The first step in the journey to purchasing a property is to identify what you are looking for. Thus, determine which features are necessary and which features are not necessarily deemed essential. It is important to have a clear picture of what you would like to find in a home while also keeping yourself open to possibilities. Afterward, determine what your price range is for home and calculate your down-payment range to begin saving up.

If you do not have a large budget or wish to save some money first, you may look into foreclosed properties. Generally, when homeowners are unable to pay their mortgage during the span of a few months, the home is foreclosed. Foreclosure refers to the mortgage lender seizing the property from its current homeowner because of a lack of payments. Then, the lender turns around and tries to sell the home for less than market price as an attempt to recoup some of the lost money. In certain instances, you may find a nice home that would not be affordable otherwise. The following sections detail some of the best tips for finding, evaluating and purchasing homes on foreclosure listings.
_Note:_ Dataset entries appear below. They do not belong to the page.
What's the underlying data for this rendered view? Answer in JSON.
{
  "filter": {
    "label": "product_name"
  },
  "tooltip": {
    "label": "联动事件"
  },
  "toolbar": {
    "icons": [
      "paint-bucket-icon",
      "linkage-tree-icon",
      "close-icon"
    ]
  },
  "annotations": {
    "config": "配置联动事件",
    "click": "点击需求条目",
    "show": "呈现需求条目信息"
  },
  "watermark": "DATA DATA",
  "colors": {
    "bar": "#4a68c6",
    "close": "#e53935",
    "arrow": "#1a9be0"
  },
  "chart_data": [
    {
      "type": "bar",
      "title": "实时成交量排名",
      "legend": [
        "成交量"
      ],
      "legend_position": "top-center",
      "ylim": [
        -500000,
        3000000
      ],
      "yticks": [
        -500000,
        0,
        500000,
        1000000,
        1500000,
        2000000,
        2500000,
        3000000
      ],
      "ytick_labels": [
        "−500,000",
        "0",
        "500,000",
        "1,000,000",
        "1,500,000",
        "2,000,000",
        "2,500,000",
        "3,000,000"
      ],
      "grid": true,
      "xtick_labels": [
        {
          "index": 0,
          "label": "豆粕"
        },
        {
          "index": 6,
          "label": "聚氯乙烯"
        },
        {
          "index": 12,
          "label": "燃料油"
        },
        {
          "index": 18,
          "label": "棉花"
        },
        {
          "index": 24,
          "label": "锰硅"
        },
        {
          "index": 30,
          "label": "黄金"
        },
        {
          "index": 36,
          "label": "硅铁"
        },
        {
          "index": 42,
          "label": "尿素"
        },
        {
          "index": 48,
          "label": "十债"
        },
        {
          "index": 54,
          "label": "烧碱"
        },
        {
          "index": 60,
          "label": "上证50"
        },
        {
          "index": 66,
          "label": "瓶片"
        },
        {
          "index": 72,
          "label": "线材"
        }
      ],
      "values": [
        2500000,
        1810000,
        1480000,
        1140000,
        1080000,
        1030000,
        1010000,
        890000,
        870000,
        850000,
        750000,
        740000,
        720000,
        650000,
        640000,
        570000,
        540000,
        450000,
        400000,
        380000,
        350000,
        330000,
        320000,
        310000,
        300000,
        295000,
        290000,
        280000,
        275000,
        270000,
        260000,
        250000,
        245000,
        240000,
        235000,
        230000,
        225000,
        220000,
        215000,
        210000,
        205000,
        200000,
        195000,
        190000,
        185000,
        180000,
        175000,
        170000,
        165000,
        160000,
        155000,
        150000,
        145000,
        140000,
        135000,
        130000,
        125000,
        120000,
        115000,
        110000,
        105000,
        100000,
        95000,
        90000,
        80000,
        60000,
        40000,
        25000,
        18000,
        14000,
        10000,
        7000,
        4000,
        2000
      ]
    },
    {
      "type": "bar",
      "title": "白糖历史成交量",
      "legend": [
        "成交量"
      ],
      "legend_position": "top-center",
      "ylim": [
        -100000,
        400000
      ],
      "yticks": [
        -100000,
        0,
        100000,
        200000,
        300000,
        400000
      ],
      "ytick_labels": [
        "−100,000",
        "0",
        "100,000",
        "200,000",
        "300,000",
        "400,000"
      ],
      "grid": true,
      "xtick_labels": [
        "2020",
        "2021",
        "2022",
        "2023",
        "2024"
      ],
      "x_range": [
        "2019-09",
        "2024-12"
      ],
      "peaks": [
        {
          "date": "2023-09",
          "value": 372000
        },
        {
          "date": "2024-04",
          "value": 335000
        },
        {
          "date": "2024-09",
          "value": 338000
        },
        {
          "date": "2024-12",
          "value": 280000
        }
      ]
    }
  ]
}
Find an Agent

Having a real estate broker is crucial. Most times, when a bank seizes a property, it hires real estate brokers to handle the property. In many cases, realtors, who are also brokers specializing in foreclosed homes, are available to assist you in this process. These realtors understand the additional legalities involved with purchasing a home listed well below market value. Hiring a professional is particularly recommended if you are new to real estate. A realtor with experience in buying foreclosed homes can help you spot a good deal.

If you hire a quality broker before looking for a property, you may ask him or her for listings. Various realtors foster long-term ties with banks and know of property listings before they hit the market or are advertised. The foreclosure market works fast, which means that knowing about listings as early as possible makes a significant difference between securing a home and watching it sell to someone else.

Check Bank Websites

When you begin to look for foreclosed homes, it may be in your best interest to visit your local bank’s website. You may be surprised to find the number of foreclosed properties available on the websites of local banks. That is because, when banks seize a property going into foreclosure, they often make those listings public.

As you continue to search through listings, you may visit a bank’s website often in order to see if new listings are available. Additionally, banks often buy homes through auctions and then proceed to auction them off again. Thus, check these websites to see if any auctions for interesting properties are going on in your area.

Check the Legal Notices Section

Local newspapers are great sources for legal notices of foreclosures whenever foreclosed homes go up for auction in your area. Therefore, this is a great way to look into getting a home for a lower price. If you do find a property up for auction, you may check the auctioneer’s website for more information or for additional listings. Available times for viewing the property are often pre-determined, which is when you may go to inspect the property before an auction. Even if you do not see the property in question, searching the legal notices section is a good springboard into other listings.

Online Search

Online searches are among the most popular methods to look for foreclosed homes. When you visit real estate websites, you will likely find thousands of listings available. By narrowing down your search parameters, you filter out undesirable listings. Once all of the unnecessary listings are out of the way, it becomes easier to search through the remaining options. Because several real estate websites exist, it is to your advantage to use a few of them to compare listings.

Utilize the Department of Housing and Urban Development (HUD)

When a home with a mortgage insured by the Federal Housing Administration (FHA) goes into foreclosure, instead of the bank obtaining the property, it goes to the Housing and Urban Development (HUD) department. At this point, the property is referred to as a HUD home. Just like banks, the HUD puts properties up for sale well below market price. Furthermore, be mindful that the HUD designates higher priority to buyers intending to purchase a home as their primary residence.

In a fast-moving market, having priority is key to closing in on your dream home. While these HUD properties are often offered “as-is,” they are typically in good condition. The best way to find these HUD home listings is to check with the HUD department itself. In general, hundreds of listings are available across the country at any given time. When looking at properties, you may filter by which type of buyer you are, as well as your area or price range.

Visit the County Offices

Any time a property goes into foreclosure, it is registered at its local county clerk’s office. In many cases, these offices post listings online. Additionally, certain county offices host weekly sales on homes in the area. By visiting these offices and asking to view its listings, you find more foreclosed properties to bid on. Moreover, you may search based on a specific ZIP code or street address for foreclosed homes in the area. By searching at your county’s offices, you often avoid scams as well.

Go on Foot

If you know the areas you are interested in, you may drive or walk around your preferred neighborhoods. That way, you experience what the neighborhood is like and may find homes for sale. Ideally, check for signs detailing:

  • Bank repo.
  • Foreclosure.
  • Bank-owned.

These signs are often used to designate that a home is falling into foreclosure. In addition, these signs often list a point of contact. As you visit these neighborhoods, you also have the opportunity to network with local neighbors. Overall, these residents may be able to provide you with an abundance of beneficial information, perhaps even on other listings that they are aware of. Utilizing this method, you can get a jump on making an offer on a property that may not even be listed yet.